Unfortunately, these models generate some warning messages which must be clicked through each time. Say "no" to blending faces, "yes" to building the model, and you probably want to cancel stellation, as Stella estimates that it would take a long time. I don't know why these are assessed as so much more complicated than the builtin Leonardostyle models.
If you select a gray face and tell Stella to hide all of that color you will get a model that is like the ones that the interactive application on my website shows when you select all faces to be shown as strips (the default). There are other things as well that that application will do to aid understanding.
Attached is a zip archive of the OFF files for Leonardostyle models of the 11 vertexintransitive faceintransitive isotoxals. It is more complicated to generate such models for the vertextransitive ones, but those are much easier to understand anyway and most are familiar. These models are best displayed without showing vertices and edges, as Stella does not distinguish between the "real" ones and the ones that are only there to delimit the struts.

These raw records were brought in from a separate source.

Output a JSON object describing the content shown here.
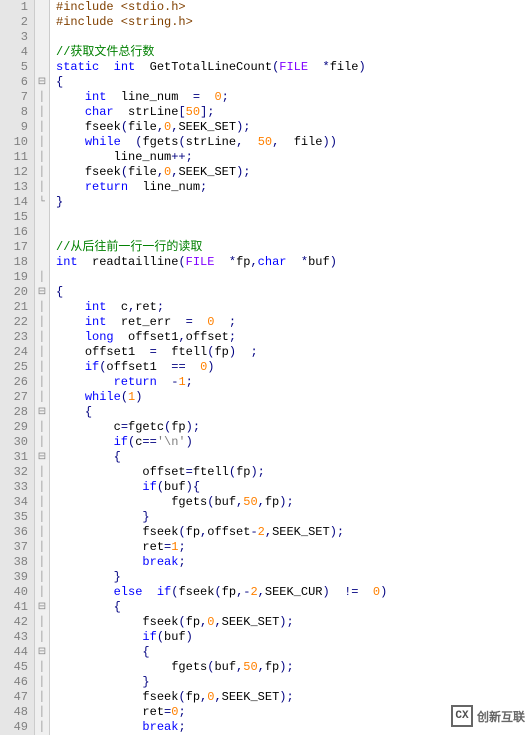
{
  "lines": [
    {
      "n": 1,
      "fold": "",
      "indent": 0,
      "tokens": [
        [
          "pp",
          "#include <stdio.h>"
        ]
      ]
    },
    {
      "n": 2,
      "fold": "",
      "indent": 0,
      "tokens": [
        [
          "pp",
          "#include <string.h>"
        ]
      ]
    },
    {
      "n": 3,
      "fold": "",
      "indent": 0,
      "tokens": []
    },
    {
      "n": 4,
      "fold": "",
      "indent": 0,
      "tokens": [
        [
          "cm",
          "//获取文件总行数"
        ]
      ]
    },
    {
      "n": 5,
      "fold": "",
      "indent": 0,
      "tokens": [
        [
          "kw",
          "static"
        ],
        [
          "",
          "  "
        ],
        [
          "kw",
          "int"
        ],
        [
          "",
          "  "
        ],
        [
          "id",
          "GetTotalLineCount"
        ],
        [
          "br",
          "("
        ],
        [
          "ty",
          "FILE"
        ],
        [
          "",
          "  "
        ],
        [
          "op",
          "*"
        ],
        [
          "id",
          "file"
        ],
        [
          "br",
          ")"
        ]
      ]
    },
    {
      "n": 6,
      "fold": "⊟",
      "indent": 0,
      "tokens": [
        [
          "br",
          "{"
        ]
      ]
    },
    {
      "n": 7,
      "fold": "│",
      "indent": 2,
      "tokens": [
        [
          "kw",
          "int"
        ],
        [
          "",
          "  "
        ],
        [
          "id",
          "line_num"
        ],
        [
          "",
          "  "
        ],
        [
          "op",
          "="
        ],
        [
          "",
          "  "
        ],
        [
          "num",
          "0"
        ],
        [
          "op",
          ";"
        ]
      ]
    },
    {
      "n": 8,
      "fold": "│",
      "indent": 2,
      "tokens": [
        [
          "kw",
          "char"
        ],
        [
          "",
          "  "
        ],
        [
          "id",
          "strLine"
        ],
        [
          "br",
          "["
        ],
        [
          "num",
          "50"
        ],
        [
          "br",
          "]"
        ],
        [
          "op",
          ";"
        ]
      ]
    },
    {
      "n": 9,
      "fold": "│",
      "indent": 2,
      "tokens": [
        [
          "id",
          "fseek"
        ],
        [
          "br",
          "("
        ],
        [
          "id",
          "file"
        ],
        [
          "op",
          ","
        ],
        [
          "num",
          "0"
        ],
        [
          "op",
          ","
        ],
        [
          "id",
          "SEEK_SET"
        ],
        [
          "br",
          ")"
        ],
        [
          "op",
          ";"
        ]
      ]
    },
    {
      "n": 10,
      "fold": "│",
      "indent": 2,
      "tokens": [
        [
          "kw",
          "while"
        ],
        [
          "",
          "  "
        ],
        [
          "br",
          "("
        ],
        [
          "id",
          "fgets"
        ],
        [
          "br",
          "("
        ],
        [
          "id",
          "strLine"
        ],
        [
          "op",
          ","
        ],
        [
          "",
          "  "
        ],
        [
          "num",
          "50"
        ],
        [
          "op",
          ","
        ],
        [
          "",
          "  "
        ],
        [
          "id",
          "file"
        ],
        [
          "br",
          "))"
        ]
      ]
    },
    {
      "n": 11,
      "fold": "│",
      "indent": 4,
      "tokens": [
        [
          "id",
          "line_num"
        ],
        [
          "op",
          "++;"
        ]
      ]
    },
    {
      "n": 12,
      "fold": "│",
      "indent": 2,
      "tokens": [
        [
          "id",
          "fseek"
        ],
        [
          "br",
          "("
        ],
        [
          "id",
          "file"
        ],
        [
          "op",
          ","
        ],
        [
          "num",
          "0"
        ],
        [
          "op",
          ","
        ],
        [
          "id",
          "SEEK_SET"
        ],
        [
          "br",
          ")"
        ],
        [
          "op",
          ";"
        ]
      ]
    },
    {
      "n": 13,
      "fold": "│",
      "indent": 2,
      "tokens": [
        [
          "kw",
          "return"
        ],
        [
          "",
          "  "
        ],
        [
          "id",
          "line_num"
        ],
        [
          "op",
          ";"
        ]
      ]
    },
    {
      "n": 14,
      "fold": "└",
      "indent": 0,
      "tokens": [
        [
          "br",
          "}"
        ]
      ]
    },
    {
      "n": 15,
      "fold": "",
      "indent": 0,
      "tokens": []
    },
    {
      "n": 16,
      "fold": "",
      "indent": 0,
      "tokens": []
    },
    {
      "n": 17,
      "fold": "",
      "indent": 0,
      "tokens": [
        [
          "cm",
          "//从后往前一行一行的读取"
        ]
      ]
    },
    {
      "n": 18,
      "fold": "",
      "indent": 0,
      "tokens": [
        [
          "kw",
          "int"
        ],
        [
          "",
          "  "
        ],
        [
          "id",
          "readtailline"
        ],
        [
          "br",
          "("
        ],
        [
          "ty",
          "FILE"
        ],
        [
          "",
          "  "
        ],
        [
          "op",
          "*"
        ],
        [
          "id",
          "fp"
        ],
        [
          "op",
          ","
        ],
        [
          "kw",
          "char"
        ],
        [
          "",
          "  "
        ],
        [
          "op",
          "*"
        ],
        [
          "id",
          "buf"
        ],
        [
          "br",
          ")"
        ]
      ]
    },
    {
      "n": 19,
      "fold": "│",
      "indent": 0,
      "tokens": []
    },
    {
      "n": 20,
      "fold": "⊟",
      "indent": 0,
      "tokens": [
        [
          "br",
          "{"
        ]
      ]
    },
    {
      "n": 21,
      "fold": "│",
      "indent": 2,
      "tokens": [
        [
          "kw",
          "int"
        ],
        [
          "",
          "  "
        ],
        [
          "id",
          "c"
        ],
        [
          "op",
          ","
        ],
        [
          "id",
          "ret"
        ],
        [
          "op",
          ";"
        ]
      ]
    },
    {
      "n": 22,
      "fold": "│",
      "indent": 2,
      "tokens": [
        [
          "kw",
          "int"
        ],
        [
          "",
          "  "
        ],
        [
          "id",
          "ret_err"
        ],
        [
          "",
          "  "
        ],
        [
          "op",
          "="
        ],
        [
          "",
          "  "
        ],
        [
          "num",
          "0"
        ],
        [
          "",
          "  "
        ],
        [
          "op",
          ";"
        ]
      ]
    },
    {
      "n": 23,
      "fold": "│",
      "indent": 2,
      "tokens": [
        [
          "kw",
          "long"
        ],
        [
          "",
          "  "
        ],
        [
          "id",
          "offset1"
        ],
        [
          "op",
          ","
        ],
        [
          "id",
          "offset"
        ],
        [
          "op",
          ";"
        ]
      ]
    },
    {
      "n": 24,
      "fold": "│",
      "indent": 2,
      "tokens": [
        [
          "id",
          "offset1"
        ],
        [
          "",
          "  "
        ],
        [
          "op",
          "="
        ],
        [
          "",
          "  "
        ],
        [
          "id",
          "ftell"
        ],
        [
          "br",
          "("
        ],
        [
          "id",
          "fp"
        ],
        [
          "br",
          ")"
        ],
        [
          "",
          "  "
        ],
        [
          "op",
          ";"
        ]
      ]
    },
    {
      "n": 25,
      "fold": "│",
      "indent": 2,
      "tokens": [
        [
          "kw",
          "if"
        ],
        [
          "br",
          "("
        ],
        [
          "id",
          "offset1"
        ],
        [
          "",
          "  "
        ],
        [
          "op",
          "=="
        ],
        [
          "",
          "  "
        ],
        [
          "num",
          "0"
        ],
        [
          "br",
          ")"
        ]
      ]
    },
    {
      "n": 26,
      "fold": "│",
      "indent": 4,
      "tokens": [
        [
          "kw",
          "return"
        ],
        [
          "",
          "  "
        ],
        [
          "op",
          "-"
        ],
        [
          "num",
          "1"
        ],
        [
          "op",
          ";"
        ]
      ]
    },
    {
      "n": 27,
      "fold": "│",
      "indent": 2,
      "tokens": [
        [
          "kw",
          "while"
        ],
        [
          "br",
          "("
        ],
        [
          "num",
          "1"
        ],
        [
          "br",
          ")"
        ]
      ]
    },
    {
      "n": 28,
      "fold": "⊟",
      "indent": 2,
      "tokens": [
        [
          "br",
          "{"
        ]
      ]
    },
    {
      "n": 29,
      "fold": "│",
      "indent": 4,
      "tokens": [
        [
          "id",
          "c"
        ],
        [
          "op",
          "="
        ],
        [
          "id",
          "fgetc"
        ],
        [
          "br",
          "("
        ],
        [
          "id",
          "fp"
        ],
        [
          "br",
          ")"
        ],
        [
          "op",
          ";"
        ]
      ]
    },
    {
      "n": 30,
      "fold": "│",
      "indent": 4,
      "tokens": [
        [
          "kw",
          "if"
        ],
        [
          "br",
          "("
        ],
        [
          "id",
          "c"
        ],
        [
          "op",
          "=="
        ],
        [
          "str",
          "'\\n'"
        ],
        [
          "br",
          ")"
        ]
      ]
    },
    {
      "n": 31,
      "fold": "⊟",
      "indent": 4,
      "tokens": [
        [
          "br",
          "{"
        ]
      ]
    },
    {
      "n": 32,
      "fold": "│",
      "indent": 6,
      "tokens": [
        [
          "id",
          "offset"
        ],
        [
          "op",
          "="
        ],
        [
          "id",
          "ftell"
        ],
        [
          "br",
          "("
        ],
        [
          "id",
          "fp"
        ],
        [
          "br",
          ")"
        ],
        [
          "op",
          ";"
        ]
      ]
    },
    {
      "n": 33,
      "fold": "│",
      "indent": 6,
      "tokens": [
        [
          "kw",
          "if"
        ],
        [
          "br",
          "("
        ],
        [
          "id",
          "buf"
        ],
        [
          "br",
          ")"
        ],
        [
          "br",
          "{"
        ]
      ]
    },
    {
      "n": 34,
      "fold": "│",
      "indent": 8,
      "tokens": [
        [
          "id",
          "fgets"
        ],
        [
          "br",
          "("
        ],
        [
          "id",
          "buf"
        ],
        [
          "op",
          ","
        ],
        [
          "num",
          "50"
        ],
        [
          "op",
          ","
        ],
        [
          "id",
          "fp"
        ],
        [
          "br",
          ")"
        ],
        [
          "op",
          ";"
        ]
      ]
    },
    {
      "n": 35,
      "fold": "│",
      "indent": 6,
      "tokens": [
        [
          "br",
          "}"
        ]
      ]
    },
    {
      "n": 36,
      "fold": "│",
      "indent": 6,
      "tokens": [
        [
          "id",
          "fseek"
        ],
        [
          "br",
          "("
        ],
        [
          "id",
          "fp"
        ],
        [
          "op",
          ","
        ],
        [
          "id",
          "offset"
        ],
        [
          "op",
          "-"
        ],
        [
          "num",
          "2"
        ],
        [
          "op",
          ","
        ],
        [
          "id",
          "SEEK_SET"
        ],
        [
          "br",
          ")"
        ],
        [
          "op",
          ";"
        ]
      ]
    },
    {
      "n": 37,
      "fold": "│",
      "indent": 6,
      "tokens": [
        [
          "id",
          "ret"
        ],
        [
          "op",
          "="
        ],
        [
          "num",
          "1"
        ],
        [
          "op",
          ";"
        ]
      ]
    },
    {
      "n": 38,
      "fold": "│",
      "indent": 6,
      "tokens": [
        [
          "kw",
          "break"
        ],
        [
          "op",
          ";"
        ]
      ]
    },
    {
      "n": 39,
      "fold": "│",
      "indent": 4,
      "tokens": [
        [
          "br",
          "}"
        ]
      ]
    },
    {
      "n": 40,
      "fold": "│",
      "indent": 4,
      "tokens": [
        [
          "kw",
          "else"
        ],
        [
          "",
          "  "
        ],
        [
          "kw",
          "if"
        ],
        [
          "br",
          "("
        ],
        [
          "id",
          "fseek"
        ],
        [
          "br",
          "("
        ],
        [
          "id",
          "fp"
        ],
        [
          "op",
          ","
        ],
        [
          "op",
          "-"
        ],
        [
          "num",
          "2"
        ],
        [
          "op",
          ","
        ],
        [
          "id",
          "SEEK_CUR"
        ],
        [
          "br",
          ")"
        ],
        [
          "",
          "  "
        ],
        [
          "op",
          "!="
        ],
        [
          "",
          "  "
        ],
        [
          "num",
          "0"
        ],
        [
          "br",
          ")"
        ]
      ]
    },
    {
      "n": 41,
      "fold": "⊟",
      "indent": 4,
      "tokens": [
        [
          "br",
          "{"
        ]
      ]
    },
    {
      "n": 42,
      "fold": "│",
      "indent": 6,
      "tokens": [
        [
          "id",
          "fseek"
        ],
        [
          "br",
          "("
        ],
        [
          "id",
          "fp"
        ],
        [
          "op",
          ","
        ],
        [
          "num",
          "0"
        ],
        [
          "op",
          ","
        ],
        [
          "id",
          "SEEK_SET"
        ],
        [
          "br",
          ")"
        ],
        [
          "op",
          ";"
        ]
      ]
    },
    {
      "n": 43,
      "fold": "│",
      "indent": 6,
      "tokens": [
        [
          "kw",
          "if"
        ],
        [
          "br",
          "("
        ],
        [
          "id",
          "buf"
        ],
        [
          "br",
          ")"
        ]
      ]
    },
    {
      "n": 44,
      "fold": "⊟",
      "indent": 6,
      "tokens": [
        [
          "br",
          "{"
        ]
      ]
    },
    {
      "n": 45,
      "fold": "│",
      "indent": 8,
      "tokens": [
        [
          "id",
          "fgets"
        ],
        [
          "br",
          "("
        ],
        [
          "id",
          "buf"
        ],
        [
          "op",
          ","
        ],
        [
          "num",
          "50"
        ],
        [
          "op",
          ","
        ],
        [
          "id",
          "fp"
        ],
        [
          "br",
          ")"
        ],
        [
          "op",
          ";"
        ]
      ]
    },
    {
      "n": 46,
      "fold": "│",
      "indent": 6,
      "tokens": [
        [
          "br",
          "}"
        ]
      ]
    },
    {
      "n": 47,
      "fold": "│",
      "indent": 6,
      "tokens": [
        [
          "id",
          "fseek"
        ],
        [
          "br",
          "("
        ],
        [
          "id",
          "fp"
        ],
        [
          "op",
          ","
        ],
        [
          "num",
          "0"
        ],
        [
          "op",
          ","
        ],
        [
          "id",
          "SEEK_SET"
        ],
        [
          "br",
          ")"
        ],
        [
          "op",
          ";"
        ]
      ]
    },
    {
      "n": 48,
      "fold": "│",
      "indent": 6,
      "tokens": [
        [
          "id",
          "ret"
        ],
        [
          "op",
          "="
        ],
        [
          "num",
          "0"
        ],
        [
          "op",
          ";"
        ]
      ]
    },
    {
      "n": 49,
      "fold": "│",
      "indent": 6,
      "tokens": [
        [
          "kw",
          "break"
        ],
        [
          "op",
          ";"
        ]
      ]
    }
  ],
  "logo": {
    "mark": "CX",
    "text": "创新互联"
  }
}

Unfortunately, these models generate some warning messages which must be clicked through each time. Say "no" to blending faces, "yes" to building the model, and you probably want to cancel stellation, as Stella estimates that it would take a long time. I don't know why these are assessed as so much more complicated than the builtin Leonardostyle models.
If you select a gray face and tell Stella to hide all of that color you will get a model that is like the ones that the interactive application on my website shows when you select all faces to be shown as strips (the default). There are other things as well that that application will do to aid understanding.
 Attachments

 VI_Isotoxals_OFF_Leonardo.zip
 (36.85 KiB) Downloaded 24 times
Re: EdgeTransitive Polyhedra
Here is my first try of a paper version of one of your models: O32b_2. I made it because it is very pretty and because there are only 12 rhombs crossing each other. In my physical models I want to display the inner structure. Here I had to construct pyramidal building blocs with their top vertices pointing towards the middle. Thus 240 triangles are meeting in the center. In the case of your shapes with 30 rhombs the corners of 1800 triangles coincide in the center, so I think I won‘t try to make models of them.
Re: EdgeTransitive Polyhedra
It looks great, Ulrich! I was hoping that you'd make some of these. I like that you made separate pieces for the higherdensity regions of the faces. It's a shame that you are stopped by the large number of central facelets that the I52 and I32 polyhedra require. Perhaps 3D printing is the only way to get physical models of those. I don't think that one can get paperthin membranes with that technology  yet.
Re: EdgeTransitive Polyhedra
You just need a device that can print it with an edge length of 1 m or so and with 40 colours and an algorithm that can display the patterns in the faces.